- Opening Delimiter -
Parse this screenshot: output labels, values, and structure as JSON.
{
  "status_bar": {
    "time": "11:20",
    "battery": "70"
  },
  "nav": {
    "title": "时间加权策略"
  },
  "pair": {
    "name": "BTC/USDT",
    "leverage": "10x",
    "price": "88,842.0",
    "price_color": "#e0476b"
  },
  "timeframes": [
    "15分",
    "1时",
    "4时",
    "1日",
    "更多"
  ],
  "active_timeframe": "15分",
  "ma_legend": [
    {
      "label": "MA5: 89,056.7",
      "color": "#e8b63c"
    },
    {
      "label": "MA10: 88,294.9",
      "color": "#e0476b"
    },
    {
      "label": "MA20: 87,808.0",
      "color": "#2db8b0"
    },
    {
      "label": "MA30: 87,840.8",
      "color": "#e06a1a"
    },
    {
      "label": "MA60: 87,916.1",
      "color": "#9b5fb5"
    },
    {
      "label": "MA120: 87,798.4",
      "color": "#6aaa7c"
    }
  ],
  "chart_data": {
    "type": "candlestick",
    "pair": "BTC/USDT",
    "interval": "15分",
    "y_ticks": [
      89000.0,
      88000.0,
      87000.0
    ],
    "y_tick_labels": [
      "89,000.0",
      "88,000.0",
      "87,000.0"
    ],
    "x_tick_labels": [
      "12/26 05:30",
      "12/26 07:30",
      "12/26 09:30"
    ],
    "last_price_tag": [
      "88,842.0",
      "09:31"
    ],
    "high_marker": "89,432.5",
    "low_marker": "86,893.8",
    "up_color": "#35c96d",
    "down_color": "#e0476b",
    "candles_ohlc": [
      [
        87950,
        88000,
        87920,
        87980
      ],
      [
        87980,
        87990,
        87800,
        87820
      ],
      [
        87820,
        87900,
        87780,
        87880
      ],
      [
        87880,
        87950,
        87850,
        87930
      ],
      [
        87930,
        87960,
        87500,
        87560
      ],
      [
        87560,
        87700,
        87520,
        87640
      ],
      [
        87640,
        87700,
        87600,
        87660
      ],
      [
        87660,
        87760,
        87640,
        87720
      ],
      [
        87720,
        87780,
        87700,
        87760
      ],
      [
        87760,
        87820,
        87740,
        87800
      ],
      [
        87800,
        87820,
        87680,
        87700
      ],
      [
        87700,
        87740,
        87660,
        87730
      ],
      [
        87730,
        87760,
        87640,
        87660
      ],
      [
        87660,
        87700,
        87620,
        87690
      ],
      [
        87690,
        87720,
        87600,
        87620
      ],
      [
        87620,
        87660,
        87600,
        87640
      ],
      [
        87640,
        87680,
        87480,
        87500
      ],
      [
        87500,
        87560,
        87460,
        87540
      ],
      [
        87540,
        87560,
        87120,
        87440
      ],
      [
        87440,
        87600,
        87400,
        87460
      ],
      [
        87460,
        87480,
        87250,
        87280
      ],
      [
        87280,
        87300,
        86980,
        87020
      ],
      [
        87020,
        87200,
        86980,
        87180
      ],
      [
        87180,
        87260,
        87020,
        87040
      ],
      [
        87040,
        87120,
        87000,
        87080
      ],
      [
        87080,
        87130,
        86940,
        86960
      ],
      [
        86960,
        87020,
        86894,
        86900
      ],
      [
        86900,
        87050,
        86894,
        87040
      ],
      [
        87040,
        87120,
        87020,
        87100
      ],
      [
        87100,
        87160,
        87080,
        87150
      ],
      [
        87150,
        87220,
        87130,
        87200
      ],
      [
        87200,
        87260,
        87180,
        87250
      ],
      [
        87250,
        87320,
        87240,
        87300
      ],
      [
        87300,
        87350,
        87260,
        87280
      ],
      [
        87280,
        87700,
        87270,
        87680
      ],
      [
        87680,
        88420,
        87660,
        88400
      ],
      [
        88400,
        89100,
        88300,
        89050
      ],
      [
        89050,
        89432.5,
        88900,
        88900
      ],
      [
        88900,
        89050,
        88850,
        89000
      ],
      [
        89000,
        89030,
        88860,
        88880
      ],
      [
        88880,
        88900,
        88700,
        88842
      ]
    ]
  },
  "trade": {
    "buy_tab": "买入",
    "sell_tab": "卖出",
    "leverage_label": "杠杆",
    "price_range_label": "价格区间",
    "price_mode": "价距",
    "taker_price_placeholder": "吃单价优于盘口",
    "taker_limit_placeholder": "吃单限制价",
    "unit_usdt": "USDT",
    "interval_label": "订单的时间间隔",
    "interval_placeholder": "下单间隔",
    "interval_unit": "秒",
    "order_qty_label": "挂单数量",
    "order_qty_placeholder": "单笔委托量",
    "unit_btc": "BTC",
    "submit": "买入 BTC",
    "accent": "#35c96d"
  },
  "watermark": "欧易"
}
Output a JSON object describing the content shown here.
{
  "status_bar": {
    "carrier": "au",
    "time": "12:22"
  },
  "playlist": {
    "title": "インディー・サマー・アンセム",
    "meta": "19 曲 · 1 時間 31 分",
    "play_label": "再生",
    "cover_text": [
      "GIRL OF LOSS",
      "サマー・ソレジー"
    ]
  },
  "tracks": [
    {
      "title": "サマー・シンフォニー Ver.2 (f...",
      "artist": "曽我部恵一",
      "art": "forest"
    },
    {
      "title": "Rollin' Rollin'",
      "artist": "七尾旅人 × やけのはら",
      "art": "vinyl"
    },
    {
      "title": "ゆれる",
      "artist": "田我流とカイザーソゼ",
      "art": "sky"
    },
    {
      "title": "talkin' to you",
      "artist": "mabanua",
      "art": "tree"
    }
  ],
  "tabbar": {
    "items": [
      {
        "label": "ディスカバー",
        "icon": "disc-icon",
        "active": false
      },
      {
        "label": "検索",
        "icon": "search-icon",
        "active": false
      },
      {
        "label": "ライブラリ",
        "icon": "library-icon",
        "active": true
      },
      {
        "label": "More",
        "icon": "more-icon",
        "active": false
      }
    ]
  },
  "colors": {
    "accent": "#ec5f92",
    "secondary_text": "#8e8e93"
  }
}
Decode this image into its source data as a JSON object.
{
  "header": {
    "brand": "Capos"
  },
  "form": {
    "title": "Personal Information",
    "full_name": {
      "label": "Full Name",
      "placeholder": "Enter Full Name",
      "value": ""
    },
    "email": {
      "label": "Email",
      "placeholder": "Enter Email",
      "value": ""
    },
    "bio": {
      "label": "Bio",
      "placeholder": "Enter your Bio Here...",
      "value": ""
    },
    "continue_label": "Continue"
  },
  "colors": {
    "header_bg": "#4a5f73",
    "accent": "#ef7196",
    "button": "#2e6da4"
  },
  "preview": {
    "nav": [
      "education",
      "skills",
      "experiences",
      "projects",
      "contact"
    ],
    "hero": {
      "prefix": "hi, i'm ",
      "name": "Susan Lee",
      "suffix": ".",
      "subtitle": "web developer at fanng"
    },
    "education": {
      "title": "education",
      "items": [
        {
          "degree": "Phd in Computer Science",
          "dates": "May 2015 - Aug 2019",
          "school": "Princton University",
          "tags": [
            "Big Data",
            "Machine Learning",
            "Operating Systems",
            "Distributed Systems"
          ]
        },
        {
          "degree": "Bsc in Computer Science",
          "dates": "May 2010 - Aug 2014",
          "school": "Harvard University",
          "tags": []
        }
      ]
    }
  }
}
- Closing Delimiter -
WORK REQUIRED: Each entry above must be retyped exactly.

RESPONSE FOR THIS EXERCISE:
Parse this screenshot: output labels, values, and structure as JSON.
{
  "status_bar": {
    "time": "11:20",
    "battery": "70"
  },
  "nav": {
    "title": "时间加权策略"
  },
  "pair": {
    "name": "BTC/USDT",
    "leverage": "10x",
    "price": "88,842.0",
    "price_color": "#e0476b"
  },
  "timeframes": [
    "15分",
    "1时",
    "4时",
    "1日",
    "更多"
  ],
  "active_timeframe": "15分",
  "ma_legend": [
    {
      "label": "MA5: 89,056.7",
      "color": "#e8b63c"
    },
    {
      "label": "MA10: 88,294.9",
      "color": "#e0476b"
    },
    {
      "label": "MA20: 87,808.0",
      "color": "#2db8b0"
    },
    {
      "label": "MA30: 87,840.8",
      "color": "#e06a1a"
    },
    {
      "label": "MA60: 87,916.1",
      "color": "#9b5fb5"
    },
    {
      "label": "MA120: 87,798.4",
      "color": "#6aaa7c"
    }
  ],
  "chart_data": {
    "type": "candlestick",
    "pair": "BTC/USDT",
    "interval": "15分",
    "y_ticks": [
      89000.0,
      88000.0,
      87000.0
    ],
    "y_tick_labels": [
      "89,000.0",
      "88,000.0",
      "87,000.0"
    ],
    "x_tick_labels": [
      "12/26 05:30",
      "12/26 07:30",
      "12/26 09:30"
    ],
    "last_price_tag": [
      "88,842.0",
      "09:31"
    ],
    "high_marker": "89,432.5",
    "low_marker": "86,893.8",
    "up_color": "#35c96d",
    "down_color": "#e0476b",
    "candles_ohlc": [
      [
        87950,
        88000,
        87920,
        87980
      ],
      [
        87980,
        87990,
        87800,
        87820
      ],
      [
        87820,
        87900,
        87780,
        87880
      ],
      [
        87880,
        87950,
        87850,
        87930
      ],
      [
        87930,
        87960,
        87500,
        87560
      ],
      [
        87560,
        87700,
        87520,
        87640
      ],
      [
        87640,
        87700,
        87600,
        87660
      ],
      [
        87660,
        87760,
        87640,
        87720
      ],
      [
        87720,
        87780,
        87700,
        87760
      ],
      [
        87760,
        87820,
        87740,
        87800
      ],
      [
        87800,
        87820,
        87680,
        87700
      ],
      [
        87700,
        87740,
        87660,
        87730
      ],
      [
        87730,
        87760,
        87640,
        87660
      ],
      [
        87660,
        87700,
        87620,
        87690
      ],
      [
        87690,
        87720,
        87600,
        87620
      ],
      [
        87620,
        87660,
        87600,
        87640
      ],
      [
        87640,
        87680,
        87480,
        87500
      ],
      [
        87500,
        87560,
        87460,
        87540
      ],
      [
        87540,
        87560,
        87120,
        87440
      ],
      [
        87440,
        87600,
        87400,
        87460
      ],
      [
        87460,
        87480,
        87250,
        87280
      ],
      [
        87280,
        87300,
        86980,
        87020
      ],
      [
        87020,
        87200,
        86980,
        87180
      ],
      [
        87180,
        87260,
        87020,
        87040
      ],
      [
        87040,
        87120,
        87000,
        87080
      ],
      [
        87080,
        87130,
        86940,
        86960
      ],
      [
        86960,
        87020,
        86894,
        86900
      ],
      [
        86900,
        87050,
        86894,
        87040
      ],
      [
        87040,
        87120,
        87020,
        87100
      ],
      [
        87100,
        87160,
        87080,
        87150
      ],
      [
        87150,
        87220,
        87130,
        87200
      ],
      [
        87200,
        87260,
        87180,
        87250
      ],
      [
        87250,
        87320,
        87240,
        87300
      ],
      [
        87300,
        87350,
        87260,
        87280
      ],
      [
        87280,
        87700,
        87270,
        87680
      ],
      [
        87680,
        88420,
        87660,
        88400
      ],
      [
        88400,
        89100,
        88300,
        89050
      ],
      [
        89050,
        89432.5,
        88900,
        88900
      ],
      [
        88900,
        89050,
        88850,
        89000
      ],
      [
        89000,
        89030,
        88860,
        88880
      ],
      [
        88880,
        88900,
        88700,
        88842
      ]
    ]
  },
  "trade": {
    "buy_tab": "买入",
    "sell_tab": "卖出",
    "leverage_label": "杠杆",
    "price_range_label": "价格区间",
    "price_mode": "价距",
    "taker_price_placeholder": "吃单价优于盘口",
    "taker_limit_placeholder": "吃单限制价",
    "unit_usdt": "USDT",
    "interval_label": "订单的时间间隔",
    "interval_placeholder": "下单间隔",
    "interval_unit": "秒",
    "order_qty_label": "挂单数量",
    "order_qty_placeholder": "单笔委托量",
    "unit_btc": "BTC",
    "submit": "买入 BTC",
    "accent": "#35c96d"
  },
  "watermark": "欧易"
}
Output a JSON object describing the content shown here.
{
  "status_bar": {
    "carrier": "au",
    "time": "12:22"
  },
  "playlist": {
    "title": "インディー・サマー・アンセム",
    "meta": "19 曲 · 1 時間 31 分",
    "play_label": "再生",
    "cover_text": [
      "GIRL OF LOSS",
      "サマー・ソレジー"
    ]
  },
  "tracks": [
    {
      "title": "サマー・シンフォニー Ver.2 (f...",
      "artist": "曽我部恵一",
      "art": "forest"
    },
    {
      "title": "Rollin' Rollin'",
      "artist": "七尾旅人 × やけのはら",
      "art": "vinyl"
    },
    {
      "title": "ゆれる",
      "artist": "田我流とカイザーソゼ",
      "art": "sky"
    },
    {
      "title": "talkin' to you",
      "artist": "mabanua",
      "art": "tree"
    }
  ],
  "tabbar": {
    "items": [
      {
        "label": "ディスカバー",
        "icon": "disc-icon",
        "active": false
      },
      {
        "label": "検索",
        "icon": "search-icon",
        "active": false
      },
      {
        "label": "ライブラリ",
        "icon": "library-icon",
        "active": true
      },
      {
        "label": "More",
        "icon": "more-icon",
        "active": false
      }
    ]
  },
  "colors": {
    "accent": "#ec5f92",
    "secondary_text": "#8e8e93"
  }
}
Decode this image into its source data as a JSON object.
{
  "header": {
    "brand": "Capos"
  },
  "form": {
    "title": "Personal Information",
    "full_name": {
      "label": "Full Name",
      "placeholder": "Enter Full Name",
      "value": ""
    },
    "email": {
      "label": "Email",
      "placeholder": "Enter Email",
      "value": ""
    },
    "bio": {
      "label": "Bio",
      "placeholder": "Enter your Bio Here...",
      "value": ""
    },
    "continue_label": "Continue"
  },
  "colors": {
    "header_bg": "#4a5f73",
    "accent": "#ef7196",
    "button": "#2e6da4"
  },
  "preview": {
    "nav": [
      "education",
      "skills",
      "experiences",
      "projects",
      "contact"
    ],
    "hero": {
      "prefix": "hi, i'm ",
      "name": "Susan Lee",
      "suffix": ".",
      "subtitle": "web developer at fanng"
    },
    "education": {
      "title": "education",
      "items": [
        {
          "degree": "Phd in Computer Science",
          "dates": "May 2015 - Aug 2019",
          "school": "Princton University",
          "tags": [
            "Big Data",
            "Machine Learning",
            "Operating Systems",
            "Distributed Systems"
          ]
        },
        {
          "degree": "Bsc in Computer Science",
          "dates": "May 2010 - Aug 2014",
          "school": "Harvard University",
          "tags": []
        }
      ]
    }
  }
}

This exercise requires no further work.